Flavian II of Antioch

St. Flavian II of Antioch (Latin: Flavianus II; Greek: Φλαβιανός Β Αντιοχείας, Phlabianós II Antiokheías) was the Patriarch of Antioch from 498 until his deposition in 512.

St. Flavian II
Patriarch of Antioch and All the East
ChurchChurch of Antioch
Term ended512
Personal details
Petra, Byzantine Empire
Feast dayJuly 20 (Julian Calendar)
August 2 (Gregorian Calendar)
Venerated inOrthodox Christianity, Catholic Christianity


Flavian was a Monk under the Rule of St Basil at the Monastery of Tilmognon and later became an apocrisiarius. After the death of Palladius in 498, Flavian was appointed by Emperor Anastasius I as Patriarch of Antioch on the condition that he accepted the Henotikon. However, during his reign as patriarch, Flavian did not show any opposition to Chalcedonianism.

As patriarch, Flavian and Patriarch Elias of Jerusalem, resisted the attempts to abolish the Council of Chalcedon.[1] However, due to the conflict between Chalcedonians and non-Chalcedonians in Antioch, Flavian endeavoured to please both parties by steering a middle course in reference to the Chalcedonian decrees, yet was forced by Anastasius to sign the Henotikon in 508/509. Furthermore, Flavian was accused of Nestorianism by Philoxenus, Bishop of Hierapolis.

In 511, Philoxenus convinced Monophysites of the surrounding Syrian countryside to storm Antioch and force Flavian to condemn the Council of Chalcedon but was met by fierce Chalcedonians who slaughtered the attackers and dumped their bodies into the River Orontes. The monks of Flavian's former monastery journeyed to Antioch to defend Flavian against the anti-Chalcedonians.
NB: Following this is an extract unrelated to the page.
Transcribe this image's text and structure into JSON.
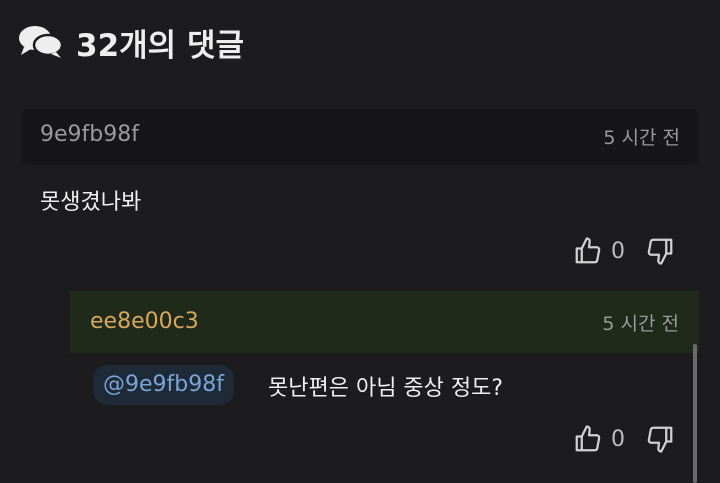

These events drove Anastasius to adopt a Miaphysite ecclesiastical programme and thus Flavian and Elias lost imperial support.
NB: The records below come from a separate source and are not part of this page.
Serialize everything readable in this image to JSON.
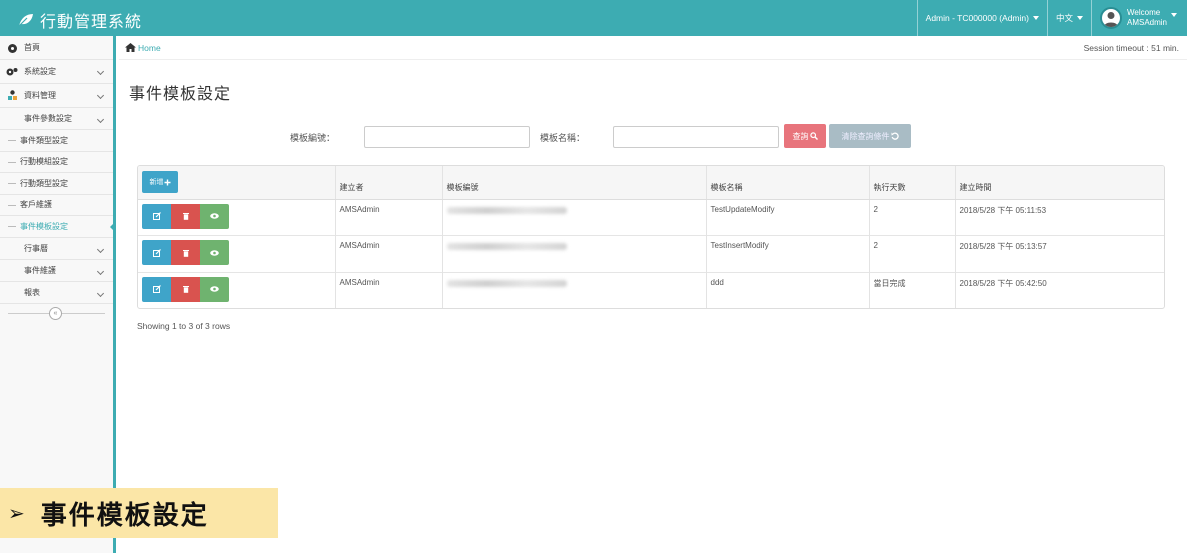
{
  "app": {
    "title": "行動管理系統"
  },
  "topnav": {
    "admin": "Admin - TC000000 (Admin)",
    "lang": "中文",
    "welcome": "Welcome",
    "user": "AMSAdmin"
  },
  "sidebar": {
    "items": [
      {
        "label": "首頁"
      },
      {
        "label": "系統設定"
      },
      {
        "label": "資料管理"
      },
      {
        "label": "事件參數設定"
      },
      {
        "label": "事件類型設定"
      },
      {
        "label": "行動模組設定"
      },
      {
        "label": "行動類型設定"
      },
      {
        "label": "客戶維護"
      },
      {
        "label": "事件模板設定"
      },
      {
        "label": "行事曆"
      },
      {
        "label": "事件維護"
      },
      {
        "label": "報表"
      }
    ],
    "collapse": "«"
  },
  "breadcrumb": {
    "home": "Home"
  },
  "session": "Session timeout : 51 min.",
  "page": {
    "title": "事件模板設定"
  },
  "search": {
    "code_label": "模板編號：",
    "name_label": "模板名稱：",
    "search_btn": "查詢",
    "clear_btn": "清除查詢條件"
  },
  "table": {
    "new_btn": "新增",
    "columns": [
      "建立者",
      "模板編號",
      "模板名稱",
      "執行天數",
      "建立時間"
    ],
    "rows": [
      {
        "creator": "AMSAdmin",
        "name": "TestUpdateModify",
        "days": "2",
        "created": "2018/5/28 下午 05:11:53"
      },
      {
        "creator": "AMSAdmin",
        "name": "TestInsertModify",
        "days": "2",
        "created": "2018/5/28 下午 05:13:57"
      },
      {
        "creator": "AMSAdmin",
        "name": "ddd",
        "days": "當日完成",
        "created": "2018/5/28 下午 05:42:50"
      }
    ],
    "footer": "Showing 1 to 3 of 3 rows"
  },
  "caption": {
    "arrow": "➢",
    "text": "事件模板設定"
  },
  "colors": {
    "accent": "#3dacb2",
    "search": "#e8747c",
    "edit": "#3fa4c9",
    "delete": "#d9534f",
    "view": "#6fb36f"
  }
}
A synod was convened in Sidon in 512 by Philoxenus and eighty other non-Chalcedonian bishops, with the support of Anastasius, to condemn Flavian and Elias and as a result he was deposed and banished to Petra, where he died in 518.[2] Flavian's deposition and subsequent resentment towards Anastasius caused Vitalian's rebellion in 513. Flavian was soon posthumously enrolled among the saints of the Eastern Church, and after some opposition, in the Western Church as well.



  • Meyendorff, John (1989). Imperial unity and Christian divisions: The Church 450-680 A.D. The Church in history. 2. Crestwood, NY: St. Vladimir's Seminary Press. ISBN 9780881410563.
  •   This article incorporates text from a publication now in the public domainChisholm, Hugh, ed. (1911). "Flavian II.". Encyclopædia Britannica. 10 (11th ed.). Cambridge University Press. p. 484.
Titles of Chalcedonian Christianity
Preceded by
Patriarch of Antioch
Succeeded by
Severus I